I've removed an old HDD from a computer and to install in another computer to use for data storage (personal files, specifically tv series episodes, not system files) and the file system that I've used was the Ext4, then, for some reason I decided to install another operating system in this HDD, I used the same file system for this OS (Ext4). But then I realized that this HDD, had a lot of tv series episodes that I forgot to burn into DVDs.

Now I'd like to recovery this old data. There is any software with GUI and if possible native, available to Ubuntu, to perform this task?

This is the output of sudo fdisk -l for that disk:

Disk /dev/sdb: 20.0 GB, 20019314176 bytes
255 heads, 63 sectors/track, 2433 cylinders, total 39100223 sectors
Units = sectors of 1 * 512 = 512 bytes
Sector size (logical/physical): 512 bytes / 512 bytes
I/O size (minimum/optimal): 512 bytes / 512 bytes
Disk identifier: 0x21033f16

   Device Boot      Start         End      Blocks   Id  System
/dev/sdb1   *          63    36132875    18066406+  83  Linux
/dev/sdb2        36134910    39098367     1481729    5  Extended
/dev/sdb5        36134912    39098367     1481728   82  Linux swap / Solaris
  • Please elaborate more on your actions. Did you only touch the partition table? Did you format the patition (e.g. mkfs.ext4) only? Did you install the new operating system already before you noticed? It is important to know the level of data recovery you need to recommend software for it.
    – gertvdijk
    Jan 12 '13 at 14:23

You had one system that contained a number of video files, then a new OS installation was performed.

If the new system was installed without reformatting, then the files may just be there, not needing recovery at all. (Check what folders are in /home; perhaps an old home directory from a previous installation is in there, next to your own home directory in the new installation.)

However, if the partitions containing the video files were removed or reformatted, and then data was written on the disk where they existed, it's highly probable the new data (from the newly installed operating system) irreversibly overwrote large parts of the video files.

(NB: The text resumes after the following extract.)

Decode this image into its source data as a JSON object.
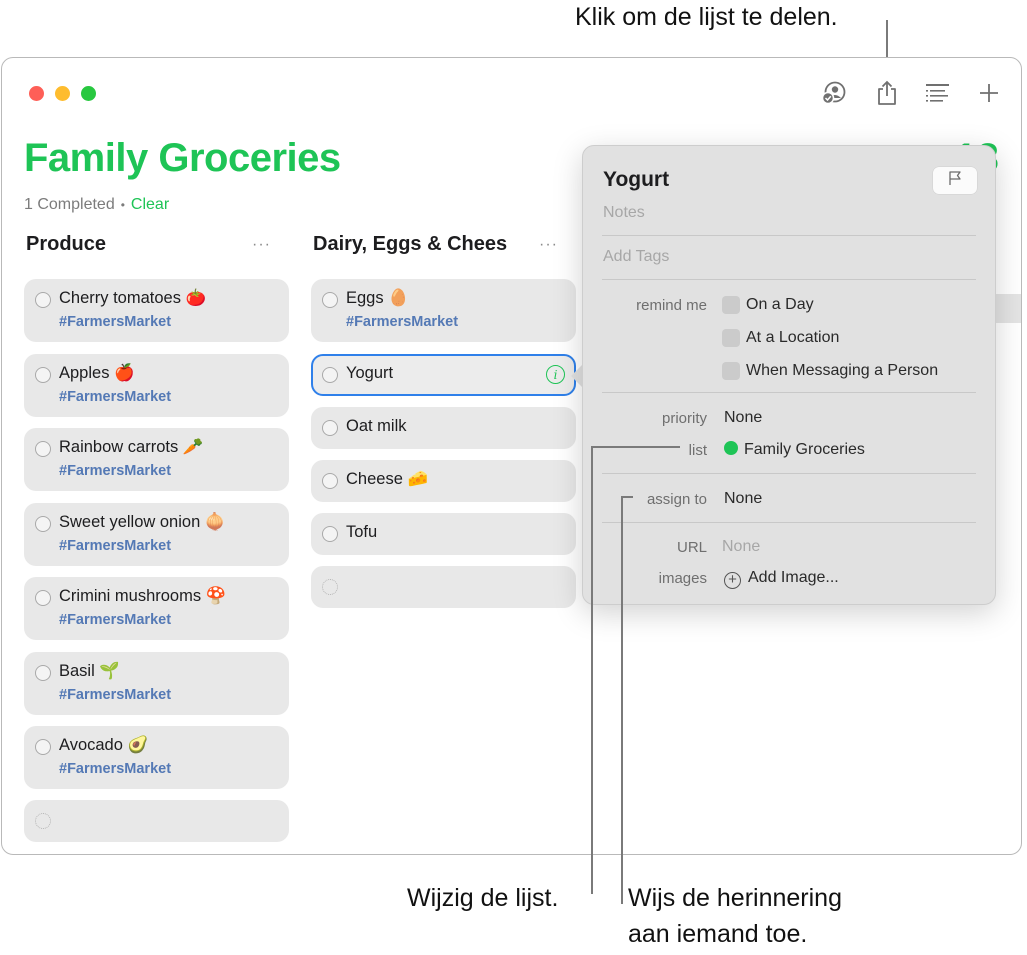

It's likely some parts of all of them were overwritten. This is hard to recover, it could take hours, days, weeks, or you might not succeed, and it would involve trying to repair damaged video files, since it's unlikely you'd be able to recover the files intact.

Unless the TV episodes you lost are rare and cannot be obtained again, it's not worth it to attempt recovery. What you'll likely get from recovery after the drive was formatted and another OS installed is, at best, highly corrupted files. While better outcomes are possible, probably most of the files would cut out and stop playing altogether, somewhere in the middle. It would be one thing if you had just accidentally formatted it, but once a overwriting has happened, data recovery is only worthwhile in cases where valuable, difficult-to-reconstruct data are lost.

It's a hassle to get the files again, and takes time, but so does data recovery, and data recovery will likely take more of your personal time and effort (while preventing that computer, or at least that hard drive, from being put to productive use).

Usually, I only recommend attempting data recovery if the likelihood the data has been overwritten is very low (not the case here), if the value of the lost data is very high (probably not the case), or if the data has intangible value that's hard to quantify but you are very attached to it (e.g., your own creative/artistic works regardless of whether or not they are monetizable; the only copies of pictures of your children or from a vacation with a now-deceased relative).

Still, if you want to try, there's a slight possibility you may recover significant data. It's possible that, by chance, the files were mostly located somewhere on the disk that was not overwritten by the new OS installation.

If you want to attempt recovery, first take a look at this page:

You would image the drive, then perform analysis on the image to recover files from it. Photorec (it's not just for pictures) might be a good analysis tool to start with.

Also I recommend taking a look at this question:

Some of these other questions may also be of help.

Your Answer

By clicking “Post Your Answer”, you agree to our terms of service, privacy policy and cookie policy

Not the answer you're looking for? Browse other questions tagged or ask your own question.